Thankfully the book soon turns to FawnSpark’s true enemy, The Boy Who Did Her Wrong. Before we go too far and anticipate someone who is unique – nope. He’s really just the typical cardboard Boy Who Did Her Wrong, but it was actually gleefully fun to watch Dag put him in his place. Now that part of the book I did enjoy. Soon I could focus less on how creepy it was that a man old enough to be her father was actually more like a father to her yet the added benefit of the sexy and…rewind. Whatever. A good old fashioned ass-whooping by clever means is always a delight. Dag also manages to set her family straight on what horrible people they are, everyone gets a grand wedding and YAY it’s all fun and games as they get back on the road, camp under the stars and have lots of FawnSpark/Dag sexy alone time as they finally exit with us hoping the next book pays a visit to the Realm of Plotsville.
Amidst all this incredibly boring non plot was strange moments of info dumping that never ceased to be disruptive and that much more boring. Don’t get me wrong, the book has a great concept. The story behind the lakewalker sharing knives is very unique (insofar as I’ve read in fantasy to date, anyway), but it’s a miniscule part of the story that instead chooses to focus on a poorly done romance. (In fact, Dag keeps worrying that they need to move on and get to a lakewalker camp to discuss the issue they have with his knife, yet we prance about farmer country the entire book, making sure we all know what terrible people FawnSpark’s family is.) What information we do find out about anything felt like it was being spoon-fed to me right when a scene began to feel truly flowing and the pace natural, one good example being the making of their wedding bracelets. Boom, dumpity dump dump with the more factual information in the form of abrupt and discordant dialogue or inner monologue. I got to the point that I could care less what the lakewalker culture was like, of which the book puts a much more important emphasis on than that of the farmers, who were pretty much all slotted to stereotypically suspicious, ignorant, backward, gossip-mongering redneck status. Why? Who the heck knows, the book doesn’t bother to explain except in that very vague creation myth stuff mentioned earlier. I was infinitely glad to be done with this book.

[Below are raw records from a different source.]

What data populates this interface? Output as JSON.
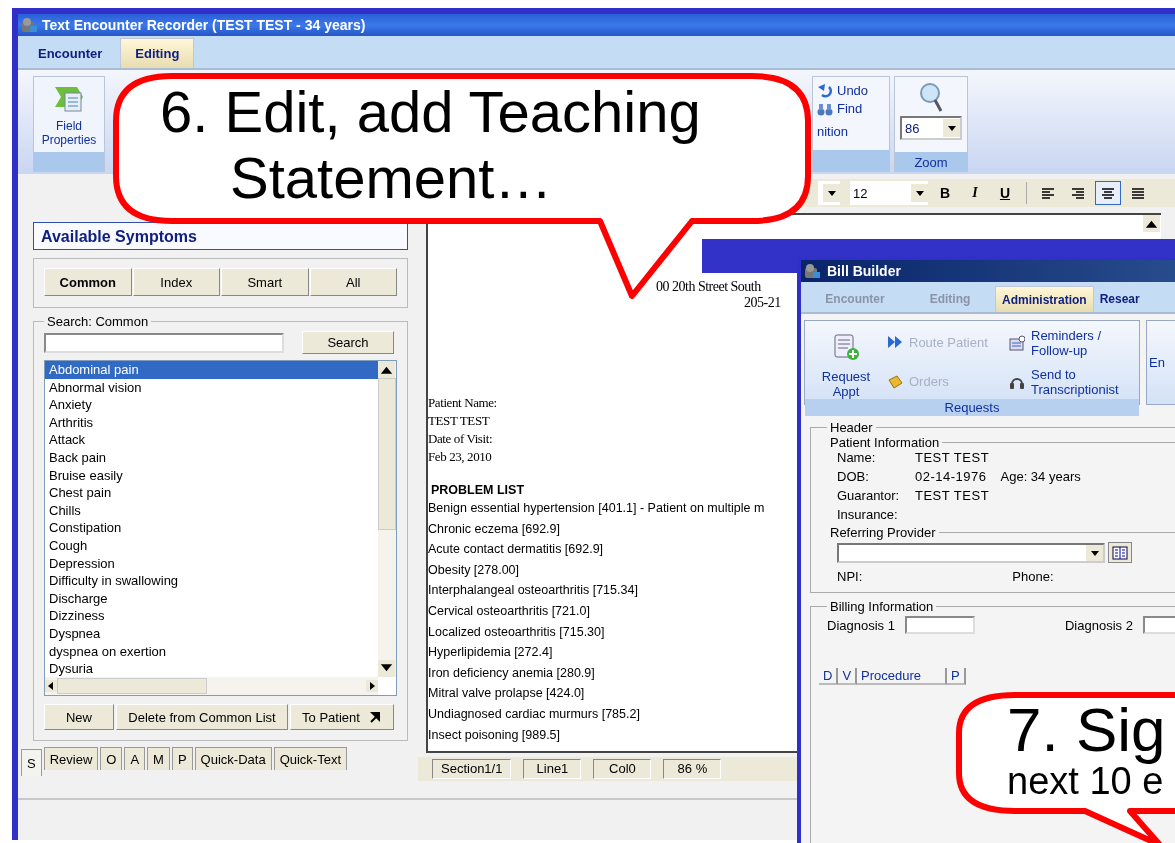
{
  "main_window": {
    "title": "Text Encounter Recorder (TEST TEST - 34 years)",
    "tabs": [
      {
        "label": "Encounter",
        "selected": false
      },
      {
        "label": "Editing",
        "selected": true
      }
    ],
    "ribbon": {
      "field_button": "Field Properties",
      "undo": "Undo",
      "find": "Find",
      "group_label": "nition",
      "zoom": {
        "value": "86",
        "label": "Zoom"
      }
    },
    "format_toolbar": {
      "font_size": "12",
      "buttons": [
        {
          "kind": "bold",
          "label": "B",
          "selected": false
        },
        {
          "kind": "italic",
          "label": "I",
          "selected": false
        },
        {
          "kind": "underline",
          "label": "U",
          "selected": false
        },
        {
          "kind": "align-left",
          "selected": false
        },
        {
          "kind": "align-right",
          "selected": false
        },
        {
          "kind": "align-center",
          "selected": true
        },
        {
          "kind": "justify",
          "selected": false
        }
      ]
    },
    "symptoms_panel": {
      "title": "Available Symptoms",
      "filter_buttons": [
        {
          "label": "Common",
          "selected": true
        },
        {
          "label": "Index",
          "selected": false
        },
        {
          "label": "Smart",
          "selected": false
        },
        {
          "label": "All",
          "selected": false
        }
      ],
      "search_label": "Search: Common",
      "search_button": "Search",
      "items": [
        {
          "label": "Abdominal pain",
          "selected": true
        },
        {
          "label": "Abnormal vision",
          "selected": false
        },
        {
          "label": "Anxiety",
          "selected": false
        },
        {
          "label": "Arthritis",
          "selected": false
        },
        {
          "label": "Attack",
          "selected": false
        },
        {
          "label": "Back pain",
          "selected": false
        },
        {
          "label": "Bruise easily",
          "selected": false
        },
        {
          "label": "Chest pain",
          "selected": false
        },
        {
          "label": "Chills",
          "selected": false
        },
        {
          "label": "Constipation",
          "selected": false
        },
        {
          "label": "Cough",
          "selected": false
        },
        {
          "label": "Depression",
          "selected": false
        },
        {
          "label": "Difficulty in swallowing",
          "selected": false
        },
        {
          "label": "Discharge",
          "selected": false
        },
        {
          "label": "Dizziness",
          "selected": false
        },
        {
          "label": "Dyspnea",
          "selected": false
        },
        {
          "label": "dyspnea on exertion",
          "selected": false
        },
        {
          "label": "Dysuria",
          "selected": false
        }
      ],
      "buttons": [
        "New",
        "Delete from Common List",
        "To Patient"
      ]
    },
    "bottom_tabs": [
      {
        "label": "S",
        "selected": true
      },
      {
        "label": "Review",
        "selected": false
      },
      {
        "label": "O",
        "selected": false
      },
      {
        "label": "A",
        "selected": false
      },
      {
        "label": "M",
        "selected": false
      },
      {
        "label": "P",
        "selected": false
      },
      {
        "label": "Quick-Data",
        "selected": false
      },
      {
        "label": "Quick-Text",
        "selected": false
      }
    ],
    "document": {
      "address": [
        "00 20th Street South",
        "205-21"
      ],
      "fields": [
        {
          "label": "Patient Name:",
          "value": "TEST TEST"
        },
        {
          "label": "Date of Visit:",
          "value": "Feb 23, 2010"
        }
      ],
      "section_title": "PROBLEM LIST",
      "problems": [
        "Benign essential hypertension [401.1] - Patient on multiple m",
        "Chronic eczema [692.9]",
        "Acute contact dermatitis [692.9]",
        "Obesity [278.00]",
        "Interphalangeal osteoarthritis [715.34]",
        "Cervical osteoarthritis [721.0]",
        "Localized osteoarthritis [715.30]",
        "Hyperlipidemia [272.4]",
        "Iron deficiency anemia [280.9]",
        "Mitral valve prolapse [424.0]",
        "Undiagnosed cardiac murmurs [785.2]",
        "Insect poisoning [989.5]"
      ],
      "status": [
        "Section1/1",
        "Line1",
        "Col0",
        "86 %"
      ]
    }
  },
  "bill_builder": {
    "title": "Bill Builder",
    "tabs": [
      {
        "label": "Encounter",
        "selected": false,
        "disabled": true
      },
      {
        "label": "Editing",
        "selected": false,
        "disabled": true
      },
      {
        "label": "Administration",
        "selected": true,
        "disabled": false
      },
      {
        "label": "Resear",
        "selected": false,
        "disabled": false
      }
    ],
    "requests": {
      "label": "Requests",
      "big_action": "Request Appt",
      "actions": [
        {
          "kind": "route",
          "label": "Route Patient",
          "disabled": true
        },
        {
          "kind": "reminders",
          "label": "Reminders / Follow-up",
          "disabled": false
        },
        {
          "kind": "orders",
          "label": "Orders",
          "disabled": true
        },
        {
          "kind": "transcription",
          "label": "Send to Transcriptionist",
          "disabled": false
        }
      ],
      "next_group_cut": "En"
    },
    "header": {
      "title": "Header",
      "patient_title": "Patient Information",
      "rows": [
        {
          "label": "Name:",
          "value": "TEST TEST"
        },
        {
          "label": "DOB:",
          "value": "02-14-1976",
          "extra": "Age: 34 years"
        },
        {
          "label": "Guarantor:",
          "value": "TEST TEST"
        },
        {
          "label": "Insurance:"
        }
      ],
      "referring_title": "Referring Provider",
      "npi_label": "NPI:",
      "phone_label": "Phone:"
    },
    "billing": {
      "title": "Billing Information",
      "diagnosis_labels": [
        "Diagnosis 1",
        "Diagnosis 2"
      ],
      "columns": [
        "D",
        "V",
        "Procedure",
        "P"
      ]
    }
  },
  "callouts": [
    {
      "kind": "top",
      "lines": [
        "6. Edit, add Teaching",
        "Statement…"
      ]
    },
    {
      "kind": "bottom",
      "lines": [
        "7. Sig",
        "next 10 e"
      ]
    }
  ]
}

Verdict: huge disappointment. Moving on to the next? Most unlikely. FawnSpark is a typical doormat female character who, in order to develop her into something more and better, must do so entirely thanks to the strengths of her male counterpart. She doesn’t make a single move without his encouragement or say. I think his support is great on one hand, but I’m disappointed her development, a major part of it, doesn’t come from the inner strength she herself must find. Again, though, the development of these characters just wasn’t there enough to facilitate this, and while these kinds of things could be saved for a later book, it would’ve done this installment a world of good to include it in this one.